Drivers largely extolled the PM-18’s outright pace and potential with the horsepower upgrade, in what is a significant step forward for the series. “Following prototype testing of the new PM-18, I believed that we had a special race car and this weekend’s testing confirms that,” said Dan Andersen, Owner and CEO of Andersen Promotions. “Based on team and driver comments, this is a fantastic race car and I am very pleased with what Tatuus, Elite Engines and my team have assembled. It fits perfectly in between the USF-17 and the IL-15 in terms of lap times and, more importantly, it takes what a driver learns in the first step and introduces higher HP, higher grip and higher aero. This will be a great training car for years to come, and seeing our program now with three excellent and well-designed cars is very satisfying to me.”

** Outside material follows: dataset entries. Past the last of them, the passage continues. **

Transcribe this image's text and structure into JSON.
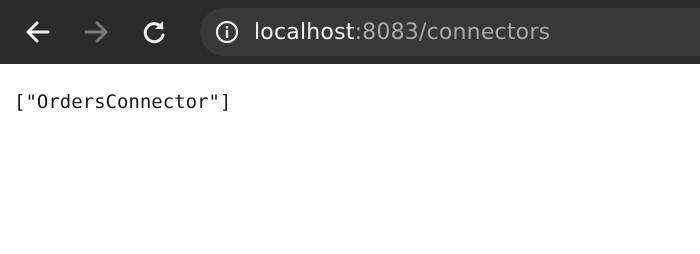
{
  "browser": {
    "toolbar": {
      "back_icon": "arrow-left-icon",
      "forward_icon": "arrow-right-icon",
      "reload_icon": "reload-icon"
    },
    "address_bar": {
      "info_icon": "info-icon",
      "host": "localhost",
      "rest": ":8083/connectors"
    }
  },
  "page": {
    "body_text": "[\"OrdersConnector\"]"
  },
  "colors": {
    "toolbar_bg": "#2b2b2b",
    "urlbar_bg": "#383838",
    "host_text": "#f2f2f2",
    "path_text": "#a8a8a8",
    "page_bg": "#ffffff"
  }
}
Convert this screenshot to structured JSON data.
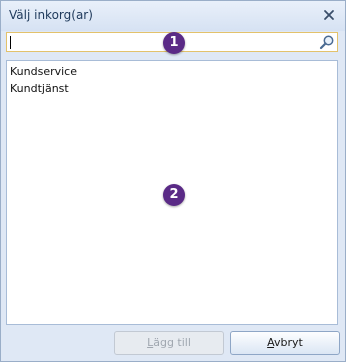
{
  "window": {
    "title": "Välj inkorg(ar)"
  },
  "search": {
    "value": "",
    "placeholder": ""
  },
  "list": {
    "items": [
      {
        "label": "Kundservice"
      },
      {
        "label": "Kundtjänst"
      }
    ]
  },
  "annotations": {
    "badge_1": "1",
    "badge_2": "2"
  },
  "buttons": {
    "add_mnemonic": "L",
    "add_rest": "ägg till",
    "add_enabled": false,
    "cancel_mnemonic": "A",
    "cancel_rest": "vbryt"
  },
  "icons": {
    "close": "close-icon",
    "search": "search-icon"
  },
  "colors": {
    "badge": "#5a2a86",
    "search_border": "#e3c26b",
    "dialog_background": "#dfe8f5"
  }
}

Keane, one of the few veterans (relatively speaking) within USF2000 was plugged in this weekend as the only driver outside Pabst Racing to threaten the top of the timesheets. “It’s a good boost in confidence for me heading into next year. I am really happy with how everything is going with the team. They are a great group of guys and it’s just really good to see us improving and being where we want to be,” he said.
Rinus Veekay hailed the Indy Lights Dallara IL-15 Mazda this weekend in his first test there, although the talented Dutch teenager may well focus on Pro Mazda next season and shoot to win that championship, and continue his battle with Askew established in USF2000. “The car is very nice, quick,” noted VeeKay. “You can really feel the downforce and it was a pleasure to drive.”
The MRTI is done with official running for the year, but the $200,000 MRTI Scholarship Shootout remains in December at Wild Horse Pass Motorsports Park, the former Firebird Raceway, outside Phoenix. The winner of that will get a ticket into USF2000 for the 2018 season.
Full MRTI spring training will take place at Homestead-Miami Speedway in February 2018, with undoubtedly a bevy of driver and team announcements to come over the following months.